The ruby-throated hummingbirds are already high profile in our gardens, flitting from flower to flower and then hovering in mid-flight before moving on to pollinate another blossom. Their favorite food plants are bright red to match their ruby-colored throat, including the red trumpet vine, red buckeye, morning glory, cardinal flower, and jewelweed.
In order to attract them to your own garden, hummingbird feeders must imitate a bright similar color of sweet-tasting liquid nectar, frequently refreshed and washed clean. The reward of a gathering is one of the most colorful avian behavior spectacles in your own backyards (see illustration).
If you should go out your back door to appreciate the gathering, they become very irritated by visitors, and true to their name to buzz around and dive bomb your head, as well as any other hummingbirds that are competing for feeding stations.
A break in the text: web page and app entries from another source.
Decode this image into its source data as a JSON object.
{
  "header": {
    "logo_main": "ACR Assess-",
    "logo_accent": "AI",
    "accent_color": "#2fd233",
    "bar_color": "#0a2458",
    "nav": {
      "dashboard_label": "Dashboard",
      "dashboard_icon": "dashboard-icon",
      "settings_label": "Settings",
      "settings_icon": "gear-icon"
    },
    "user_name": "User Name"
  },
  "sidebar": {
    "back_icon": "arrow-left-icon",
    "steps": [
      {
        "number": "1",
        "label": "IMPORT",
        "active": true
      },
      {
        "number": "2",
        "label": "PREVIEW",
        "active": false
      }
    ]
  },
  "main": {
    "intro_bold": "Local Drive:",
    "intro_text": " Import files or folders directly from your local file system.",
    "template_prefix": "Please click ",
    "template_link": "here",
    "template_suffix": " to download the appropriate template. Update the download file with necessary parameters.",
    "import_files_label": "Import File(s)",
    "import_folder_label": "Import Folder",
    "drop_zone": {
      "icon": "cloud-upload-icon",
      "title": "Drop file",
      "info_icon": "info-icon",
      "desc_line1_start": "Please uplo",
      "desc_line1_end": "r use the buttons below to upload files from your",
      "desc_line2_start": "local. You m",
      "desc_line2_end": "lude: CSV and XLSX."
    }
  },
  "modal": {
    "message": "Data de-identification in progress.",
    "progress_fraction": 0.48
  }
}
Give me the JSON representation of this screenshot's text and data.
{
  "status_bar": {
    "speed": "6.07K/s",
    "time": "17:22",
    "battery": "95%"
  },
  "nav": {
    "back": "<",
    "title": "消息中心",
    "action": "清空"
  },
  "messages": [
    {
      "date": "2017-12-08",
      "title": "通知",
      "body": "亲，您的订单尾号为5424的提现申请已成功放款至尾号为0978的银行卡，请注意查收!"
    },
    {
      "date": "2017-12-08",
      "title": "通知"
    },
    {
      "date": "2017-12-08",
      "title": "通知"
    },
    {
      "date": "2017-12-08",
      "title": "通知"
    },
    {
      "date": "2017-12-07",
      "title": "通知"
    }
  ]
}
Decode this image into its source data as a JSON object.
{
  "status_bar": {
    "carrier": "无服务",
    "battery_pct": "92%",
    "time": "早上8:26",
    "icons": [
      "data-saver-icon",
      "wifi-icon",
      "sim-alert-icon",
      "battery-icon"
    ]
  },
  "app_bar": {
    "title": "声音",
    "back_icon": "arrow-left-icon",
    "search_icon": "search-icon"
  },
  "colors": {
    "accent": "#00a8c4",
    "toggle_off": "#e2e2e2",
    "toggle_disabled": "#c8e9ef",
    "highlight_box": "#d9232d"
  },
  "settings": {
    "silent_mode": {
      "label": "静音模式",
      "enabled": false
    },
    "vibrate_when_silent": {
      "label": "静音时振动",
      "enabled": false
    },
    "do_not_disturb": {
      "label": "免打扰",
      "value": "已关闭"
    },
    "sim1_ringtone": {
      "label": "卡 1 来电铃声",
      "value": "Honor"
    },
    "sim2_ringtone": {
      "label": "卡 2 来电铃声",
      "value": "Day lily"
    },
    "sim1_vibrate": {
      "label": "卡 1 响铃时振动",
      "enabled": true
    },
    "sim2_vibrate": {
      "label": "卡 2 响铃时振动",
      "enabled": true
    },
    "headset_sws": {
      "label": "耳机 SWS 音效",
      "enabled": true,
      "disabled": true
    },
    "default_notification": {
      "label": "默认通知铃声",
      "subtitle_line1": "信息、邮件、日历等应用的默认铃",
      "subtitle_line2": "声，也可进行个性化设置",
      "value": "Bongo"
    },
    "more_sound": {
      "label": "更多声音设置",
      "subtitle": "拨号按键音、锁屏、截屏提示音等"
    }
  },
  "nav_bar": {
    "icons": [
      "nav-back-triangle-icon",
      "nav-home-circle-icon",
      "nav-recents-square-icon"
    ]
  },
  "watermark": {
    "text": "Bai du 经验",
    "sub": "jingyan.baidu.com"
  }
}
The ruby-throated hummingbirds are also considered to be polygamous because both males and females have multiple mates and do not establish as a breeding pair. After a short mating dance of aerial copulation, the female provides all the parental care from that time forward. She selects the nest site, usually near the tip of a down sloping branch in a fairly open area below a leafy canopy.
After laying several eggs, they are incubated between 10 to 14 days, and after hatching and rearing her first clutch, the ruby-throated hummingbird will later in the summer raise two or three additional families – every year.
With the progression of shorter days to find food late in the season, cooling temperatures necessitate that they must soon double their body mass before, like the monarch butterfly, beginning their autumn migration of at least 7,000 miles to winter in Mexico or Costa Rica. They make the whole trip at low levels over treetops and often non-stop over vast bodies of water, just above the waves and out of the wind.
Each leg of their passage must be timed to coordinate and coincide with the availability of food-plant energy to relay the ability to move on to the next region. They know how to communicate in this effort using tactile and visual signals to perceive in advance the favorability of sustenance ahead.
Somehow, they always seem to be ahead of the isotherm (average nightly freezing temperature). And they can see ahead the blue-violet content of the flowering flora advantageous to complete their destination of the annual life cycle for the next generation. Somehow the ruby-throated hummingbird has managed to accomplish an unbroken chain of environmental passage to ensure survival of this amazing species.
By George B. Emmons